With the election turnout a record low at 56%, no doubt due to voter fatigue, the Europe Now (PES) vote came in lower than predicted.
Still, it was enough to gain the largest number of parliamentary seats, though not a governing majority. Spajić ruled out forming a coalition with the previously dominant Democratic Party of Socialists (DPS), who came in second and now added Abazovic’s URA to his blacklist.
He will have to do a deal with his previous coalition colleagues and include minority parties to make up the required number of seats. However, Spajic needs to get his skates on, as an investigation is underway into a 750 million euro government loan he secured as finance minister.
Once sworn into parliament, he will be immune from prosecution. Meanwhile, the cryptocurrency caravan continues to make its way.
As reported by The Battleground last month, Spajić and Abazović together visited Ethereum cryptocurrency founder Vitalik Buterin when he gathered his followers in another of Montenegro’s luxury resorts.
After holding court on the coast for several weeks, Buterin moved inland for a conference at Podgorica’s private university. Shortly after, an online offer for investment in his unbacked Ether cryptocurrency was issued.
I watched and waited for local media to report on these cryptocurrency gatherings. Nothing came of it. That was until the Do Kwon accusations emerged when they woke up to the possibility of a domestic scandal.
Encouragingly, the older generation seemed not to be taken in.
I chatted with a group of retirees in a local cafe, including a former bank employee and a journalist discussing the breaking Do Kwon story.
They were unconvinced by cryptocurrency and unimpressed by the claims and counterclaims of the politicians.

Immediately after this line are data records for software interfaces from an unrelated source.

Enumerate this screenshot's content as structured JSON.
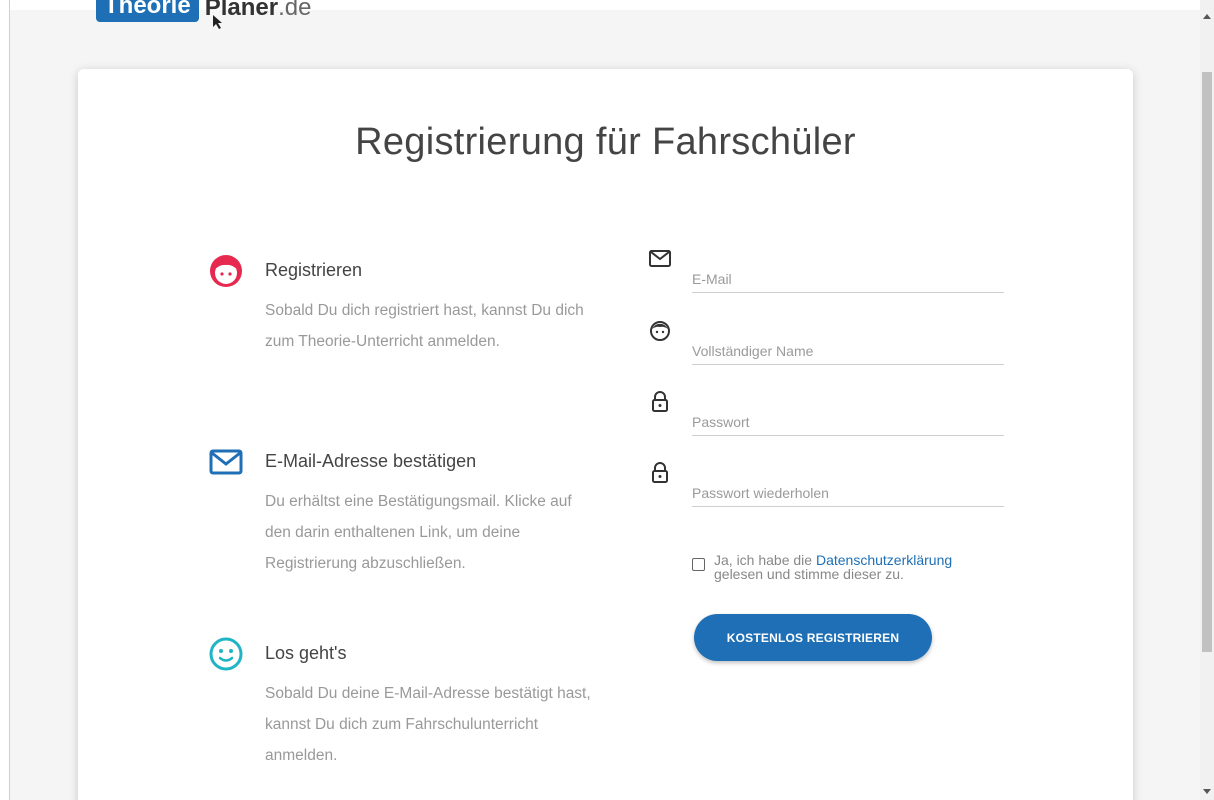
{
  "header": {
    "logo_brand": "Theorie",
    "logo_name": "Planer",
    "logo_tld": ".de"
  },
  "page": {
    "title": "Registrierung für Fahrschüler"
  },
  "steps": [
    {
      "icon": "face-icon",
      "heading": "Registrieren",
      "description": "Sobald Du dich registriert hast, kannst Du dich zum Theorie-Unterricht anmelden."
    },
    {
      "icon": "envelope-icon",
      "heading": "E-Mail-Adresse bestätigen",
      "description": "Du erhältst eine Bestätigungsmail. Klicke auf den darin enthaltenen Link, um deine Registrierung abzuschließen."
    },
    {
      "icon": "smiley-icon",
      "heading": "Los geht's",
      "description": "Sobald Du deine E-Mail-Adresse bestätigt hast, kannst Du dich zum Fahrschulunterricht anmelden."
    }
  ],
  "form": {
    "email": {
      "placeholder": "E-Mail",
      "value": ""
    },
    "name": {
      "placeholder": "Vollständiger Name",
      "value": ""
    },
    "password": {
      "placeholder": "Passwort",
      "value": ""
    },
    "password_repeat": {
      "placeholder": "Passwort wiederholen",
      "value": ""
    },
    "consent": {
      "prefix": "Ja, ich habe die ",
      "link": "Datenschutzerklärung",
      "suffix": "gelesen und stimme dieser zu.",
      "checked": false
    },
    "submit_label": "KOSTENLOS REGISTRIEREN"
  },
  "colors": {
    "accent": "#1e6fb5",
    "step1_icon": "#e8294f",
    "step2_icon": "#1e6fb5",
    "step3_icon": "#1fb5c4"
  }
}
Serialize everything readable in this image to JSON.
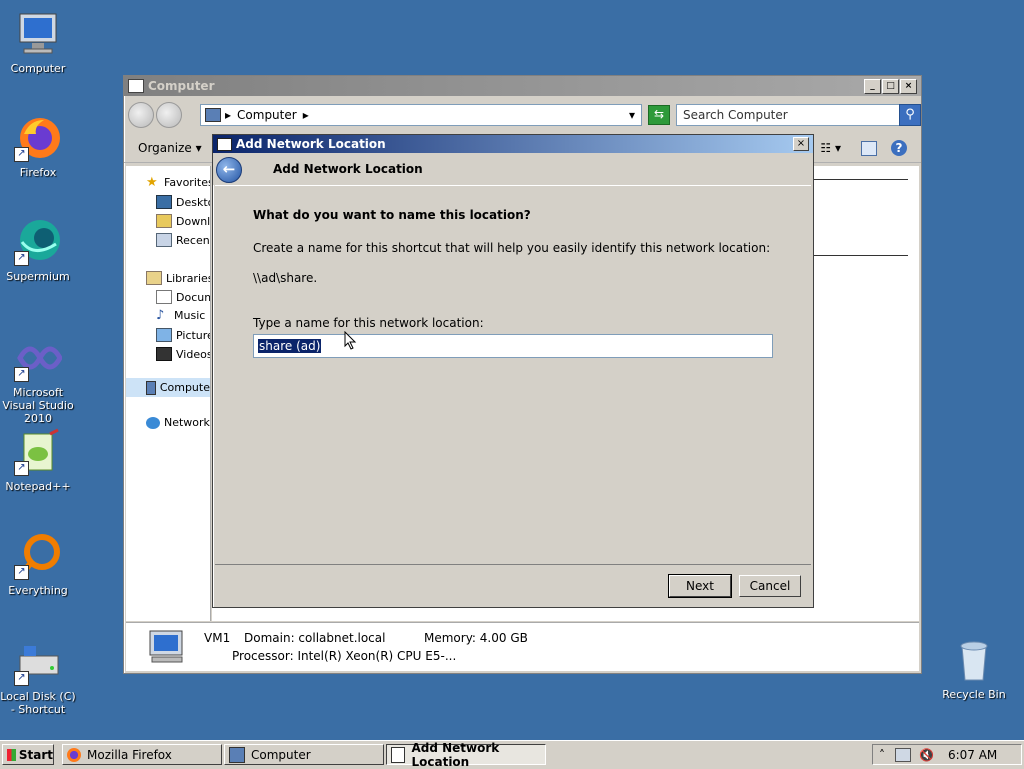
{
  "desktop": {
    "icons": [
      {
        "label": "Computer"
      },
      {
        "label": "Firefox"
      },
      {
        "label": "Supermium"
      },
      {
        "label": "Microsoft Visual Studio 2010"
      },
      {
        "label": "Notepad++"
      },
      {
        "label": "Everything"
      },
      {
        "label": "Local Disk (C) - Shortcut"
      },
      {
        "label": "Recycle Bin"
      }
    ]
  },
  "explorer": {
    "title": "Computer",
    "address": "Computer",
    "search_placeholder": "Search Computer",
    "toolbar": {
      "organize": "Organize"
    },
    "sidebar": [
      {
        "label": "Favorites"
      },
      {
        "label": "Deskto"
      },
      {
        "label": "Downlo"
      },
      {
        "label": "Recent"
      },
      {
        "label": "Libraries"
      },
      {
        "label": "Docum"
      },
      {
        "label": "Music"
      },
      {
        "label": "Picture"
      },
      {
        "label": "Videos"
      },
      {
        "label": "Compute"
      },
      {
        "label": "Network"
      }
    ],
    "details": {
      "name": "VM1",
      "domain": "Domain: collabnet.local",
      "memory": "Memory: 4.00 GB",
      "processor": "Processor: Intel(R) Xeon(R) CPU E5-..."
    }
  },
  "dialog": {
    "title": "Add Network Location",
    "header": "Add Network Location",
    "question": "What do you want to name this location?",
    "description": "Create a name for this shortcut that will help you easily identify this network location:",
    "path": "\\\\ad\\share.",
    "field_label": "Type a name for this network location:",
    "field_value": "share (ad)",
    "next": "Next",
    "cancel": "Cancel"
  },
  "taskbar": {
    "start": "Start",
    "tasks": [
      {
        "label": "Mozilla Firefox"
      },
      {
        "label": "Computer"
      },
      {
        "label": "Add Network Location"
      }
    ],
    "clock": "6:07 AM"
  }
}
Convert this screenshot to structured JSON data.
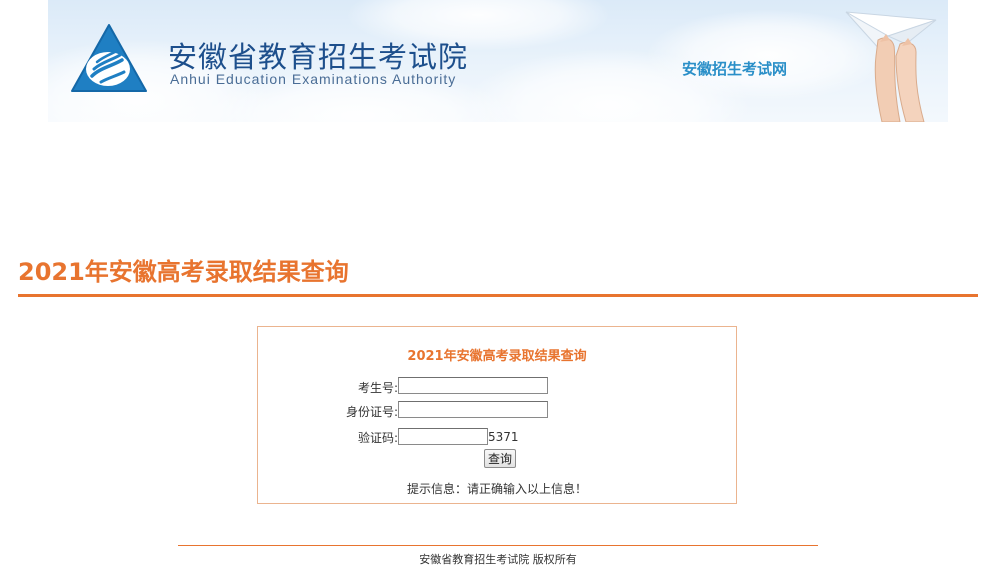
{
  "banner": {
    "org_name": "安徽省教育招生考试院",
    "org_name_en": "Anhui Education Examinations Authority",
    "site_name": "安徽招生考试网",
    "logo_icon": "aeea-triangle-logo-icon",
    "decoration_icon": "paper-plane-hands-icon"
  },
  "page": {
    "title": "2021年安徽高考录取结果查询"
  },
  "form": {
    "title": "2021年安徽高考录取结果查询",
    "exam_number_label": "考生号:",
    "exam_number_value": "",
    "id_number_label": "身份证号:",
    "id_number_value": "",
    "captcha_label": "验证码:",
    "captcha_value": "",
    "captcha_code": "5371",
    "submit_label": "查询",
    "hint": "提示信息：请正确输入以上信息！"
  },
  "footer": {
    "copyright": "安徽省教育招生考试院 版权所有"
  },
  "colors": {
    "accent": "#e8742f",
    "banner_text": "#1d4f8c",
    "site_name": "#2a8fc8"
  }
}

Coincidentally, the cafe’s restaurant had been the caterer for the latest cryptocurrency conference, and so was unable to offer its usual menu. I couldn’t help thinking there was a lesson in that.
The younger generation may be a different story, however.
Cryptocurrency appeals to digital natives with limited experience in the real economy. They are tempted by the gold rush vibe and the promise of big returns.
Aside from the followers of Buterin, in Montenegro, I came across smart-suited young men driving expensive cars who seemingly spent the day (and night) on their laptops in new offices with darkened windows.
Back in Brussels, I was surprised to learn a young man was planning to set up a cryptocurrency operation in Montenegro. It raised alarm bells.
In our internet-connected world, word gets around fast.
Is Montenegro ripe for cryptocurrency? No doubt.
It has a new political class intent on creating a cryptocurrency hub.
It has a tech-savvy younger generation keen to find ways to make money.
And it produces affordable hydroelectric energy, which is a perfect match for electricity-hungry crypto machines.
Is Montenegro ready for the potential economic fallout? Absolutely not.
The country’s post-Covid finances are fragile. And it’s undergone three changes of government in as many years.
Montenegro will need careful management of the recovering (real) economy. And it will require regulation, such as the EU’s new rules on crypto-assets.
A UK parliament report states, “Unbacked crypto assets (also sometimes referred to as ’cryptocurrencies’) are not supported by any underlying asset and so have no intrinsic value.” It recommends regulating them like gambling.
Not just in first-world economies but in developing ones too, where get-rich-quick schemes can be incredibly tempting – and destructive when they fail.
The recent scandals are just the tip of the iceberg.
Author: Natalie Sarkic-Todd, The Battleground.eu